In the first installment of this series, Ursu brings Greek Mythology into the present. When Philonocron of the Underworld decides to overthrow Hades to reign supreme, he begins stealing the shadows of children to create his army. Meanwhile, Charlotte is struggling with being an eighth grader, and Zee faces the mysterious illness of his peers while trying to deal with the death of his grandmother. To protect Zee, his parents move him from England to live with his American cousin, Charlotte. The cousins, as well as the reader, learn more about Greek Mythology from their teacher, Mr. Metos, in hopes of saving the children and protecting the dead from Philonocron's promise of torture. In the end, Hades banishes Philonocron to the Upper-world, setting up future novels in the series. While the author directly addresses the reader at times without apparent reason, and repetition for effect is excessive, this novel deals with death in an alternative, mythological way. The novel concludes when the reader discovers that Mew is really Zee's grandmother reincarnated. Glossary. Recommended. Spencer Korson, Media Specialist, Bullock Creek High School & Middle School, Midland, Michigan © 2007 Linworth Publishing, Inc.
Publishers Weekly Annex Reviews

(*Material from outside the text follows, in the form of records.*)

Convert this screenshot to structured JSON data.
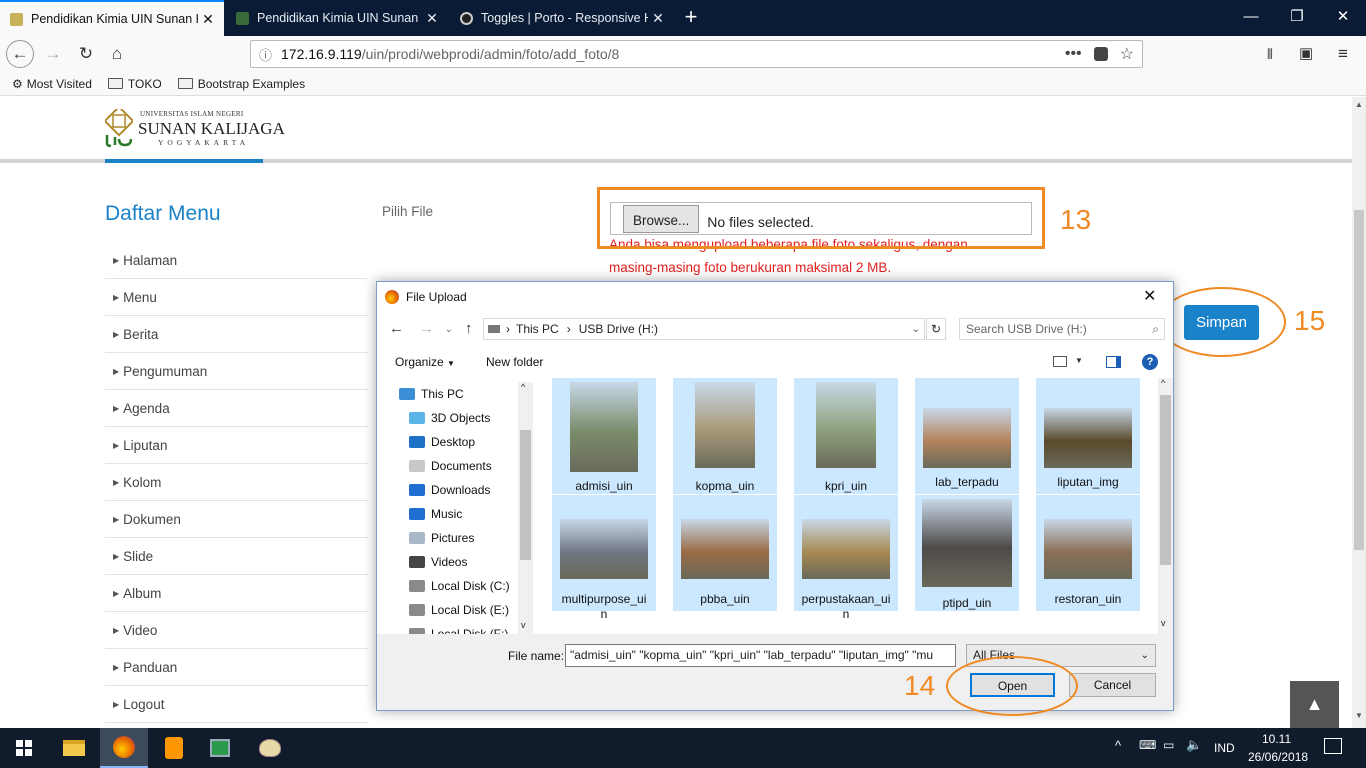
{
  "browser": {
    "tabs": [
      {
        "title": "Pendidikan Kimia UIN Sunan Ka",
        "active": true
      },
      {
        "title": "Pendidikan Kimia UIN Sunan Ka",
        "active": false
      },
      {
        "title": "Toggles | Porto - Responsive H",
        "active": false
      }
    ],
    "url_host": "172.16.9.119",
    "url_path": "/uin/prodi/webprodi/admin/foto/add_foto/8",
    "bookmarks": [
      "Most Visited",
      "TOKO",
      "Bootstrap Examples"
    ]
  },
  "site": {
    "logo_top": "UNIVERSITAS ISLAM NEGERI",
    "logo_name": "SUNAN KALIJAGA",
    "logo_city": "YOGYAKARTA",
    "menu_title": "Daftar Menu",
    "menu_items": [
      "Halaman",
      "Menu",
      "Berita",
      "Pengumuman",
      "Agenda",
      "Liputan",
      "Kolom",
      "Dokumen",
      "Slide",
      "Album",
      "Video",
      "Panduan",
      "Logout"
    ],
    "field_label": "Pilih File",
    "browse_label": "Browse...",
    "file_status": "No files selected.",
    "hint_line1": "Anda bisa mengupload beberapa file foto sekaligus, dengan",
    "hint_line2": "masing-masing foto berukuran maksimal 2 MB.",
    "save_label": "Simpan"
  },
  "annotations": {
    "a13": "13",
    "a14": "14",
    "a15": "15",
    "color": "#f08a24"
  },
  "dialog": {
    "title": "File Upload",
    "breadcrumb": [
      "This PC",
      "USB Drive (H:)"
    ],
    "search_placeholder": "Search USB Drive (H:)",
    "organize": "Organize",
    "new_folder": "New folder",
    "tree": [
      {
        "label": "This PC",
        "icon": "computer-icon"
      },
      {
        "label": "3D Objects",
        "icon": "cube-icon"
      },
      {
        "label": "Desktop",
        "icon": "desktop-icon"
      },
      {
        "label": "Documents",
        "icon": "documents-icon"
      },
      {
        "label": "Downloads",
        "icon": "download-icon"
      },
      {
        "label": "Music",
        "icon": "music-icon"
      },
      {
        "label": "Pictures",
        "icon": "pictures-icon"
      },
      {
        "label": "Videos",
        "icon": "videos-icon"
      },
      {
        "label": "Local Disk (C:)",
        "icon": "drive-icon"
      },
      {
        "label": "Local Disk (E:)",
        "icon": "drive-icon"
      },
      {
        "label": "Local Disk (F:)",
        "icon": "drive-icon"
      }
    ],
    "files": [
      {
        "name": "admisi_uin",
        "name2": "",
        "thumb": "#7a8c6a"
      },
      {
        "name": "kopma_uin",
        "name2": "",
        "thumb": "#a99a7a"
      },
      {
        "name": "kpri_uin",
        "name2": "",
        "thumb": "#8fa27d"
      },
      {
        "name": "lab_terpadu",
        "name2": "",
        "thumb": "#b2825b"
      },
      {
        "name": "liputan_img",
        "name2": "",
        "thumb": "#5a4a2a"
      },
      {
        "name": "multipurpose_ui",
        "name2": "n",
        "thumb": "#6f7783"
      },
      {
        "name": "pbba_uin",
        "name2": "",
        "thumb": "#9a6a45"
      },
      {
        "name": "perpustakaan_ui",
        "name2": "n",
        "thumb": "#a88a52"
      },
      {
        "name": "ptipd_uin",
        "name2": "",
        "thumb": "#4e4a48"
      },
      {
        "name": "restoran_uin",
        "name2": "",
        "thumb": "#8a6f55"
      }
    ],
    "filename_label": "File name:",
    "filename_value": "\"admisi_uin\" \"kopma_uin\" \"kpri_uin\" \"lab_terpadu\" \"liputan_img\" \"mu",
    "filetype": "All Files",
    "open_label": "Open",
    "cancel_label": "Cancel"
  },
  "taskbar": {
    "language": "IND",
    "time": "10.11",
    "date": "26/06/2018"
  }
}
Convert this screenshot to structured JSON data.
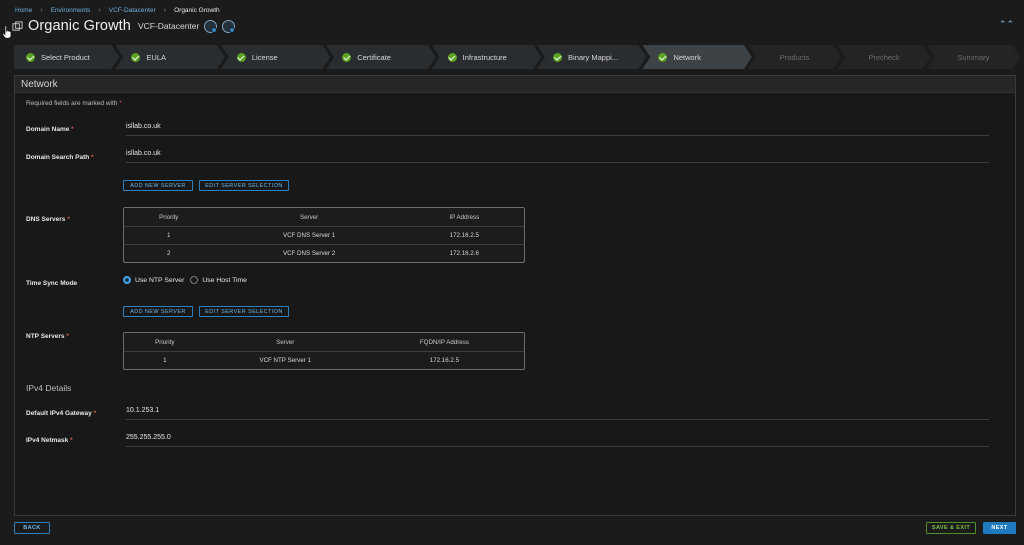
{
  "breadcrumb": [
    "Home",
    "Environments",
    "VCF-Datacenter",
    "Organic Growth"
  ],
  "header": {
    "title": "Organic Growth",
    "subtitle": "VCF-Datacenter"
  },
  "steps": [
    {
      "label": "Select Product",
      "state": "done"
    },
    {
      "label": "EULA",
      "state": "done"
    },
    {
      "label": "License",
      "state": "done"
    },
    {
      "label": "Certificate",
      "state": "done"
    },
    {
      "label": "Infrastructure",
      "state": "done"
    },
    {
      "label": "Binary Mappi...",
      "state": "done"
    },
    {
      "label": "Network",
      "state": "current"
    },
    {
      "label": "Products",
      "state": "pending"
    },
    {
      "label": "Precheck",
      "state": "pending"
    },
    {
      "label": "Summary",
      "state": "pending"
    }
  ],
  "panel": {
    "title": "Network",
    "required_note": "Required fields are marked with",
    "required_mark": "*"
  },
  "fields": {
    "domain_name": {
      "label": "Domain Name",
      "value": "isllab.co.uk"
    },
    "domain_search_path": {
      "label": "Domain Search Path",
      "value": "isllab.co.uk"
    },
    "dns_servers_label": "DNS Servers",
    "time_sync_label": "Time Sync Mode",
    "ntp_servers_label": "NTP Servers",
    "gateway": {
      "label": "Default IPv4 Gateway",
      "value": "10.1.253.1"
    },
    "netmask": {
      "label": "IPv4 Netmask",
      "value": "255.255.255.0"
    }
  },
  "buttons": {
    "add_new_server": "ADD NEW SERVER",
    "edit_server_selection": "EDIT SERVER SELECTION",
    "back": "BACK",
    "save_exit": "SAVE & EXIT",
    "next": "NEXT"
  },
  "time_sync": {
    "options": [
      "Use NTP Server",
      "Use Host Time"
    ],
    "selected": "Use NTP Server"
  },
  "dns_table": {
    "columns": [
      "Priority",
      "Server",
      "IP Address"
    ],
    "rows": [
      [
        "1",
        "VCF DNS Server 1",
        "172.16.2.5"
      ],
      [
        "2",
        "VCF DNS Server 2",
        "172.16.2.6"
      ]
    ]
  },
  "ntp_table": {
    "columns": [
      "Priority",
      "Server",
      "FQDN/IP Address"
    ],
    "rows": [
      [
        "1",
        "VCF NTP Server 1",
        "172.16.2.5"
      ]
    ]
  },
  "ipv4_section": "IPv4 Details",
  "colors": {
    "accent": "#2d7fbd",
    "success": "#5aa220",
    "required": "#e05c5c"
  }
}
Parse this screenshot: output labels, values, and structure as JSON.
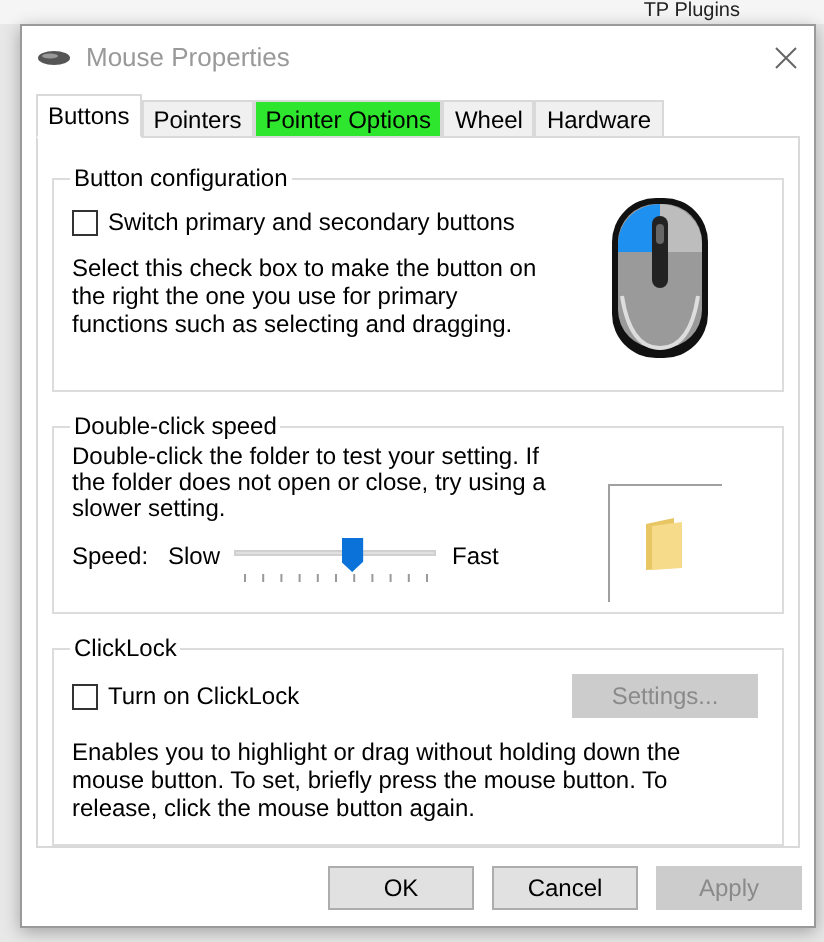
{
  "background": {
    "toolbar_label": "TP Plugins"
  },
  "window": {
    "title": "Mouse Properties"
  },
  "tabs": [
    {
      "label": "Buttons",
      "selected": true,
      "highlighted": false
    },
    {
      "label": "Pointers",
      "selected": false,
      "highlighted": false
    },
    {
      "label": "Pointer Options",
      "selected": false,
      "highlighted": true
    },
    {
      "label": "Wheel",
      "selected": false,
      "highlighted": false
    },
    {
      "label": "Hardware",
      "selected": false,
      "highlighted": false
    }
  ],
  "button_configuration": {
    "title": "Button configuration",
    "checkbox": {
      "label": "Switch primary and secondary buttons",
      "checked": false
    },
    "description": "Select this check box to make the button on the right the one you use for primary functions such as selecting and dragging."
  },
  "double_click_speed": {
    "title": "Double-click speed",
    "description": "Double-click the folder to test your setting. If the folder does not open or close, try using a slower setting.",
    "speed_label": "Speed:",
    "min_label": "Slow",
    "max_label": "Fast",
    "slider": {
      "level": 0.58
    }
  },
  "clicklock": {
    "title": "ClickLock",
    "checkbox": {
      "label": "Turn on ClickLock",
      "checked": false
    },
    "settings_button": {
      "label": "Settings...",
      "disabled": true
    },
    "description": "Enables you to highlight or drag without holding down the mouse button. To set, briefly press the mouse button. To release, click the mouse button again."
  },
  "buttons": [
    {
      "label": "OK",
      "disabled": false
    },
    {
      "label": "Cancel",
      "disabled": false
    },
    {
      "label": "Apply",
      "disabled": true
    }
  ]
}
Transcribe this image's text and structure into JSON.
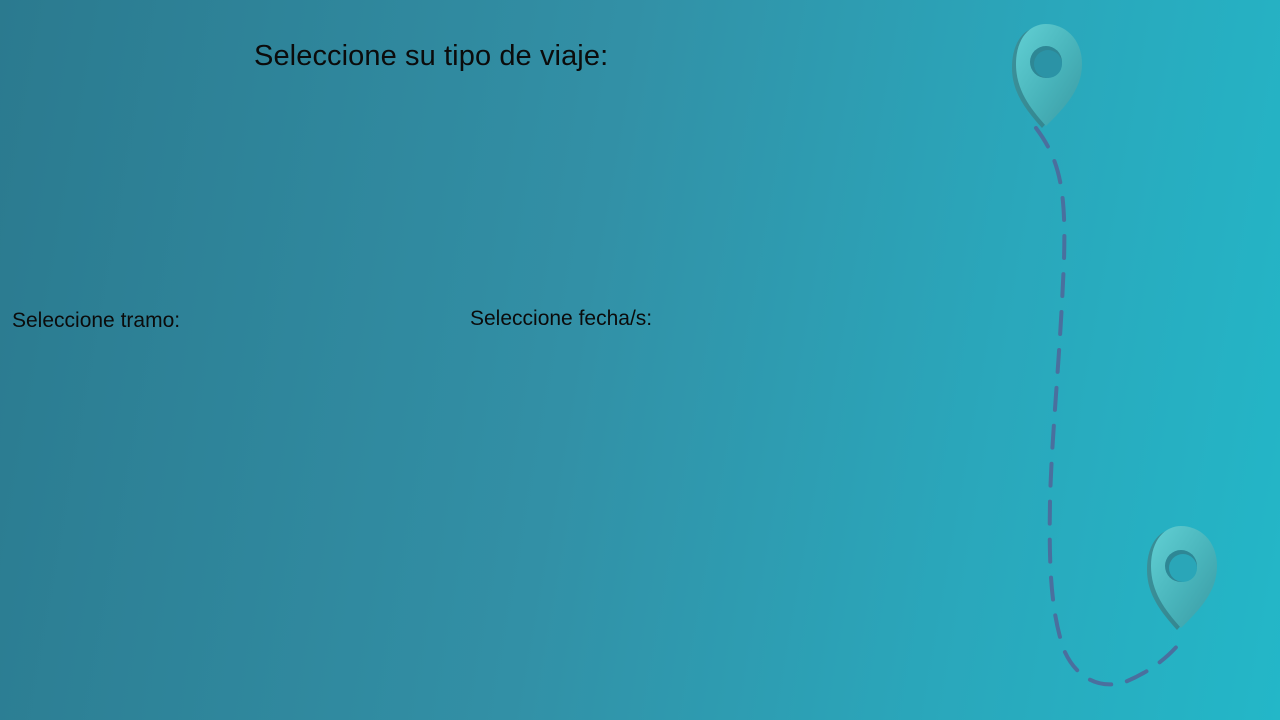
{
  "page": {
    "heading": "Seleccione su tipo de viaje:"
  },
  "form": {
    "segment_label": "Seleccione tramo:",
    "date_label": "Seleccione fecha/s:"
  },
  "decoration": {
    "icons": [
      "map-pin-icon",
      "map-pin-icon"
    ],
    "route_color": "#4a6f9e",
    "pin_color": "#4fc2c8"
  },
  "colors": {
    "background_start": "#2b7a8f",
    "background_end": "#23b7c8",
    "text": "#0b0b0b"
  }
}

Ursu (Spilling Clarence, for adults) tantalizingly tells her tale, the first entry in the Cronus Chronicles, out of order, building suspense and integrating Greek mythology as she goes. In the first section (entitled "We begin in the middle") a sardonic narrator introduces 13-year-old Charlotte. The red-headed misfit begins to experience popularity when her cousin Zee arrives from London, making her cool by association. As part one concludes, students at their school start to get sick at an alarming rate; here the story jumps back six months to tell the tale of Zee, a star athlete whose beloved grandmother prophetically whispers "me-tos" to him on her deathbed. Mr. Metos, it turns out, teaches Charlotte and Zee mythology, and aids the cousins in their mission to go to Hades and stop the strange sickness plaguing the students. Underworld-born Philonecron and his Footmen are stealing children's shadows to mount an army and unseat the Lord of the Dead, and Charlotte and Zee (with his unique birthright) may be the only ones who can stop him. Readers will likely find this entertaining in the most pleasingly frenetic of ways, and the narrator's breezy sense of humor (e.g., "The Ferryman for the Dead is widely considered, in both legend and life, to be rather, well, greedy. But really, if you look at all the facts, you can't blame him. He has a family to feed") keeps the book from cracking under the weight of its Byzantine structure. Ages 8-12. (Mar.) Copyright 2006 Reed Business Information.
School Library Journal Reviews 2006 April
Gr 7-9 -With a wit and cynicism that will enchant most readers, Ursu weaves an extraordinary tale filled with Greek gods, sick and shadowless children, and a plot to overthrow the Lord of the Dead. Charlotte Mielswetzki is in such a bad mood that she doesn't notice a freakish man in a tuxedo following her home from school. But something extraordinary is about to happen. Charlotte's cousin Zee lives in England, where all of his friends are becoming mysteriously and seriously ill. Sent to Charlotte's family in America, he discovers that the same thing is happening to his new friends. It turns out that Philonecron, born in the Underworld, is determined to overthrow Hades and builds an army from children's stolen shadows, getting at them through Zee. The quick-paced novel takes readers on a danger-filled journey from the Midwest to Hades, where Charlotte and Zee make their final stand against the evil threatening to destroy the world of the dead. The Shadow Thieves is a great addition to this newly popular Greek-myth genre. Readers of Rick Riordan's "Percy Jackson and the Olympians" series (Hyperion) and Jane Yolen's "Young Heroes" series (HarperCollins) will delight in this new helping of myth-based fiction.-Lisa Marie Williams, Fairfax County Public Library System, Reston, VA [Page 149]. Copyright 2006 Reed Business Information.